The death toll from a major storm system that has lashed the south-central and eastern United States with devastating winds and powerful tornadoes rose to at least 26 by Sunday, officials said.
Tennessee, one of the hardest-hit states since the storms began on Friday, initially had seven weather-related fatalities, but it later rose to nine, according to Memphis-based news channel WREG.
Scenes of devastation were left in the path of the Tennessee tornado, which twisted trees, flattened homes into piles of wooden boards, and ripped walls from still-standing structures.
"The whole house, you can feel it shaking," said Janice Pieterick, whose house doors and glass windows blew out when the tornado swept through Lewis County.
"We just all hunkered down."
The toll in Tennessee came on top of the 15 deaths reported in Arkansas, Mississippi and Alabama in the south, Indiana and Illinois in the Midwest, and Delaware in the mid-Atlantic.
The storm system, which left dozens injured, was bearing down on the US east coast on Saturday, with thunderstorms, hail and powerful winds predicted through late Sunday.
It had sent multiple tornadoes - some of exceptional size and power - sweeping through Arkansas, where they killed at least five people, the state's governor said.
Daylight revealed extensive damage, with several homes torn apart, cars overturned, power lines toppled and trees ripped out of the ground.
Governor Sarah Huckabee Sanders has declared a state of emergency and activated the national guard to help with recovery efforts.
She said she had spoken to President Joe Biden, who promised to expedite federal aid.
The city of Wynne, in northeastern Arkansas, was "cut in half by damage from east to west," Mayor Jennifer Hobbs told CNN.
The National Weather Service had issued tornado warnings for several other states, from as far north as Iowa to the southern state of Mississippi, where a twister last week killed 25 people and caused extensive property damage.
Tornadoes: Devastating but still not well understood
Tragedy struck in the Illinois town of Belvidere, outside of Chicago, on Friday when severe weather caused the roof and part of the facade of the Apollo Theater to collapse while a heavy metal band played inside.
TV footage showed emergency personnel carrying out injured concert-goers on stretchers, while video posted on social media showed waist-high rubble on the floor of the venue and a gaping hole in the roof.
Belvidere Fire Chief Shawn Schadle reported one death and 28 injuries, including five people hospitalized with serious injuries.
In Crawford County, in southern Illinois, three people died when a house collapsed, likely from a tornado hit, said Kevin Sur, spokesman for the Illinois Emergency Management Agency.
In the neighboring state of Indiana, three people were killed by a storm in Sullivan County, on the border with Illinois, several US media outlets reported, citing local authorities.
Overnight tornadoes also claimed one life in Pontotoc County, Mississippi, and one in Madison County, Alabama, emergency officials reported Saturday.
More than 610,000 homes were without power Saturday, according to the poweroutage.us website.
Storm moving north

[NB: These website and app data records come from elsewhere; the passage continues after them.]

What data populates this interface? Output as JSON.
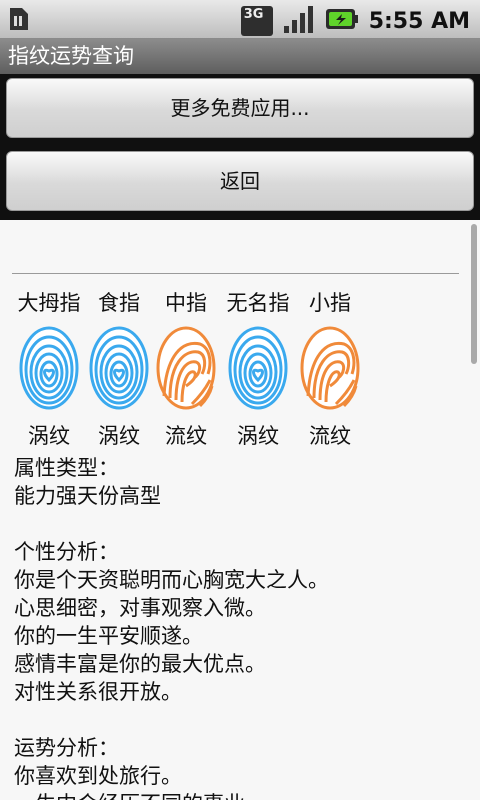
{
  "status_bar": {
    "time": "5:55 AM",
    "network_label": "3G",
    "icons": [
      "sim-card-icon",
      "3g-icon",
      "signal-icon",
      "battery-charging-icon"
    ]
  },
  "title_bar": {
    "title": "指纹运势查询"
  },
  "buttons": {
    "more_apps": "更多免费应用...",
    "back": "返回"
  },
  "fingers": [
    {
      "name": "大拇指",
      "type": "涡纹",
      "color": "#3aa9ee",
      "pattern": "whorl"
    },
    {
      "name": "食指",
      "type": "涡纹",
      "color": "#3aa9ee",
      "pattern": "whorl"
    },
    {
      "name": "中指",
      "type": "流纹",
      "color": "#f08a3a",
      "pattern": "loop"
    },
    {
      "name": "无名指",
      "type": "涡纹",
      "color": "#3aa9ee",
      "pattern": "whorl"
    },
    {
      "name": "小指",
      "type": "流纹",
      "color": "#f08a3a",
      "pattern": "loop"
    }
  ],
  "attribute": {
    "heading": "属性类型：",
    "value": "能力强天份高型"
  },
  "personality": {
    "heading": "个性分析：",
    "lines": [
      "你是个天资聪明而心胸宽大之人。",
      "心思细密，对事观察入微。",
      "你的一生平安顺遂。",
      "感情丰富是你的最大优点。",
      "对性关系很开放。"
    ]
  },
  "fortune": {
    "heading": "运势分析：",
    "lines": [
      "你喜欢到处旅行。",
      "一生中会经历不同的事业"
    ]
  }
}
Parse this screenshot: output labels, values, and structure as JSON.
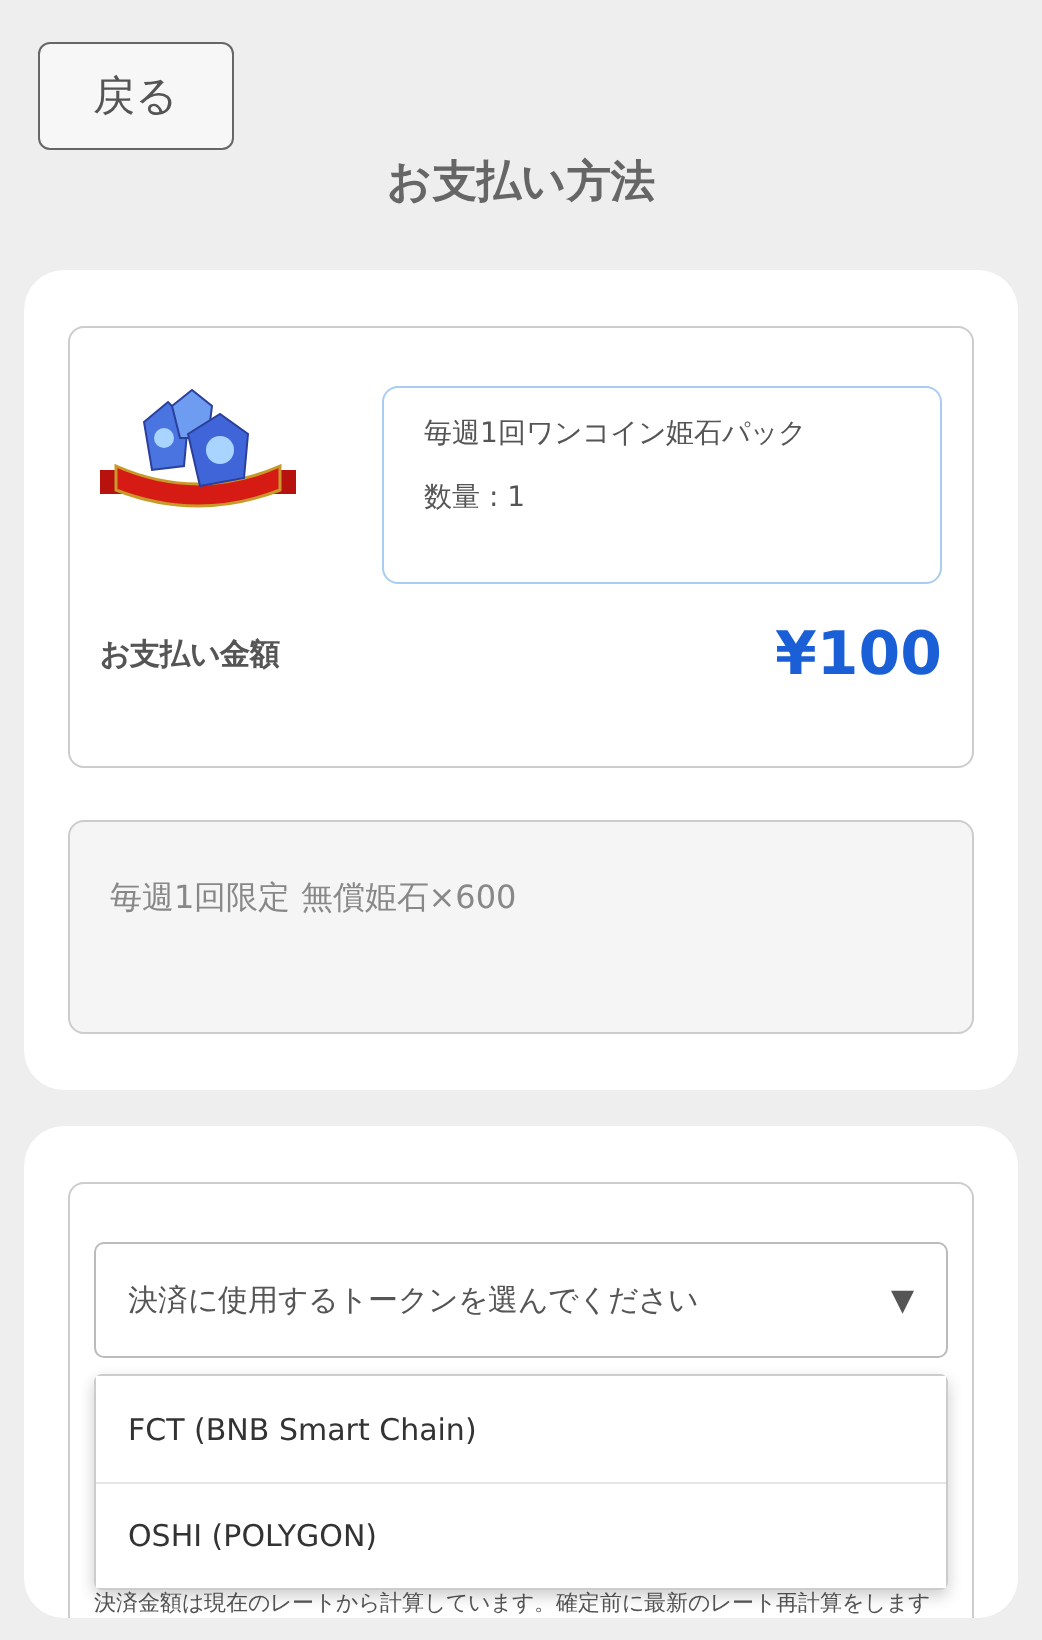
{
  "back_button": "戻る",
  "title": "お支払い方法",
  "product": {
    "name": "毎週1回ワンコイン姫石パック",
    "quantity": "数量 : 1",
    "amount_label": "お支払い金額",
    "amount": "¥100"
  },
  "description": "毎週1回限定 無償姫石×600",
  "token_select": {
    "placeholder": "決済に使用するトークンを選んでください",
    "arrow": "▼",
    "expanded": true,
    "options": [
      {
        "label": "FCT (BNB Smart Chain)",
        "selected": false
      },
      {
        "label": "OSHI (POLYGON)",
        "selected": false
      }
    ]
  },
  "note": "決済金額は現在のレートから計算しています。確定前に最新のレート再計算をします"
}
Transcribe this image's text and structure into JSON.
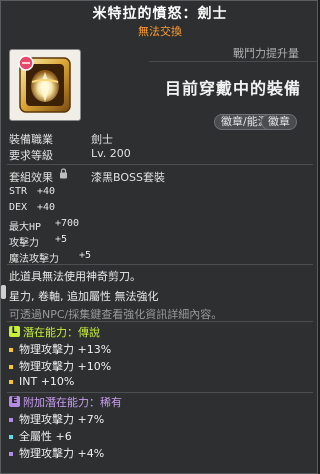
{
  "header": {
    "title": "米特拉的憤怒：劍士",
    "subtitle": "無法交換"
  },
  "power": {
    "caption": "戰鬥力提升量",
    "status": "目前穿戴中的裝備"
  },
  "tags": [
    "徽章/能源",
    "徽章"
  ],
  "info": {
    "job_label": "裝備職業",
    "job_value": "劍士",
    "level_label": "要求等級",
    "level_value": "Lv. 200"
  },
  "set": {
    "label": "套組效果",
    "name": "漆黑BOSS套裝"
  },
  "stats": [
    {
      "name": "STR",
      "value": "+40"
    },
    {
      "name": "DEX",
      "value": "+40"
    },
    {
      "name": "最大HP",
      "value": "+700"
    },
    {
      "name": "攻擊力",
      "value": "+5"
    },
    {
      "name": "魔法攻擊力",
      "value": "+5"
    }
  ],
  "notes": {
    "scissors": "此道具無法使用神奇剪刀。",
    "enhance": "星力, 卷軸, 追加屬性 無法強化",
    "hint": "可透過NPC/採集鍵查看強化資訊詳細內容。"
  },
  "potential": {
    "badge": "L",
    "label": "潛在能力",
    "sep": "：",
    "grade": "傳說",
    "lines": [
      "物理攻擊力 +13%",
      "物理攻擊力 +10%",
      "INT +10%"
    ]
  },
  "additional": {
    "badge": "E",
    "label": "附加潛在能力",
    "sep": "：",
    "grade": "稀有",
    "lines": [
      "物理攻擊力 +7%",
      "全屬性 +6",
      "物理攻擊力 +4%"
    ]
  },
  "colors": {
    "potential_badge": "#c6f03a",
    "potential_grade": "#c6f03a",
    "additional_badge": "#b58be8",
    "additional_grade": "#c89cf0",
    "bullet_potential": "#f7c52c",
    "bullet_additional": "#b58be8",
    "bullet_additional_cyan": "#62d8e8",
    "untradeable": "#ff9d2e"
  },
  "icons": [
    "emblem-icon",
    "lock-icon"
  ]
}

As the storm tracked northeastward, the highest number of outages on Saturday afternoon were in the states of Ohio and Pennsylvania.
Neighboring Delaware suffered one fatality from a "collapsed structure" in Sussex County on Saturday evening, according to the county's emergency operations center, while several mid-Atlantic states were under high wind warnings.
"Maximum wind gusts could approach 60 miles (100 kilometers) per hour throughout much of the Appalachians, upper Ohio Valley and Mid-Atlantic today," the National Weather System warned.
Tornadoes are common in the United States, especially in the center and south of the country.
President Biden visited the Mississippi city Rolling Fork on Friday, one of the worst-hit areas in last week's tornado.
In December 2021, tornadoes killed about 80 people in Kentucky.